Weeks after the finalization of the Brexit deal, the UK government is now exploring reforms to the workers’ rights that would break from the rules set by the European Union, and this change could potentially open Britain up to retaliatory measures from the bloc.
Officials have made a couple of proposals that would scrap the 48-hour limit set on the length of the working week, according to a source that is familiar with the subject, who said that plans are preliminary and that UK ministers have made no final decisions yet. The measures regarding the workers’ rights were first reported by the Financial Times.
Kwasi Kwarteng, a Business Secretary, said on Twitter that the government is “not going to lower the standards of workers’ rights.”
If the UK government plans are pursued, they can cause issues with the EU just weeks after the UK finalized the trade deal with the bloc.
Negotiations were dragged on until the last week of December 2020, with the so-called level playing field of fair competition rules as being in the last areas.
The agreement also allows the EU and the UK to set their own environment, labor, climate, and social policies. It also permits them for retaliation if ever any changes happen, and it will result in material impacts on trade or investment between the UK and the EU.
Enhancing the rights
The UK government is also considering changing the regulations around breaks during the working day, and there are also proposals not to include overtime when employers calculate holiday pay allowances. The UK government aims to make changes that can help support businesses and overall growth without jeopardizing worker protection.
In a statement, the UK government said, “We have absolutely no intention of lowering the standards of workers’ rights. Leaving the EU allows us to continue to be a standard-setter and protect and enhance U.K. workers’ rights.”
Any proposals that do end up showing up will be put into a full consultation in the Parliament to ensure that no policies were being sacrificed and, if pursued, may have unintended consequences that will diminish the workers’ rights.
Ed Miliband, the Opposition Labour Party Business Spokesman, accused the UK ministers of “preparing to tear up their promises to the British people and taking a sledgehammer to workers’ rights.” He also said that the Labour party would “fight tooth and nail” to defend existing protections.”
Ripping Up the Rights
Miliband said in a statement that “these proposals are not about cutting red tape for businesses but ripping up vital rights for workers. The government wants Britain to compete on the back of ordinary working people losing their rights.”
While the UK cut ties with the EU when it comes to environmental rules and labor rules, the ability to free the UK from Brussels red tape was hailed by supports of Brexit as one of its great ramifications during the campaign to push Brexit back in 2016.

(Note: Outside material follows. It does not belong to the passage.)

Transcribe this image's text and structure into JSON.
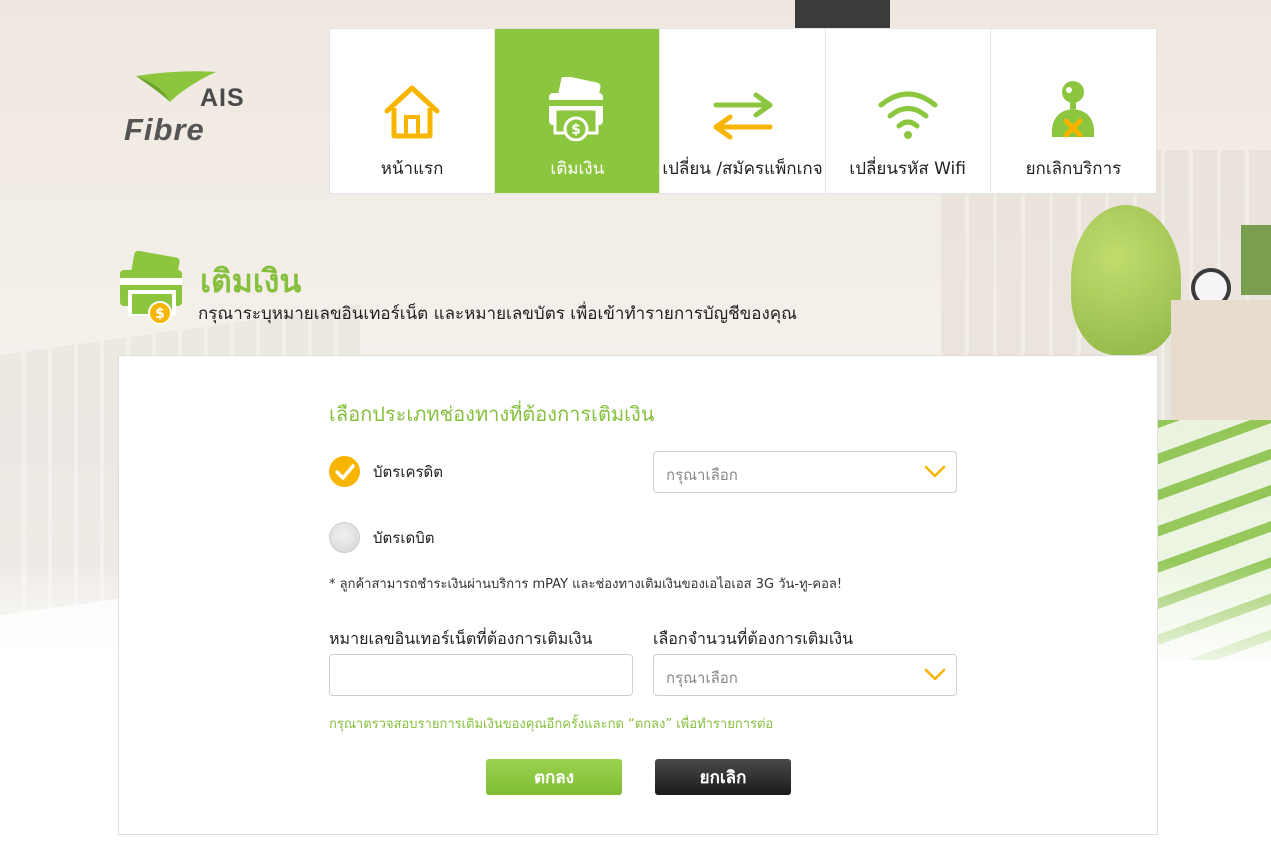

UK Prime Minister Boris Johnson, who was one of the Brexit deal figureheads, held a conference call last week with business chiefs during which he asked them to help him decide about the regulations that should be removed now that the separation with the bloc is final.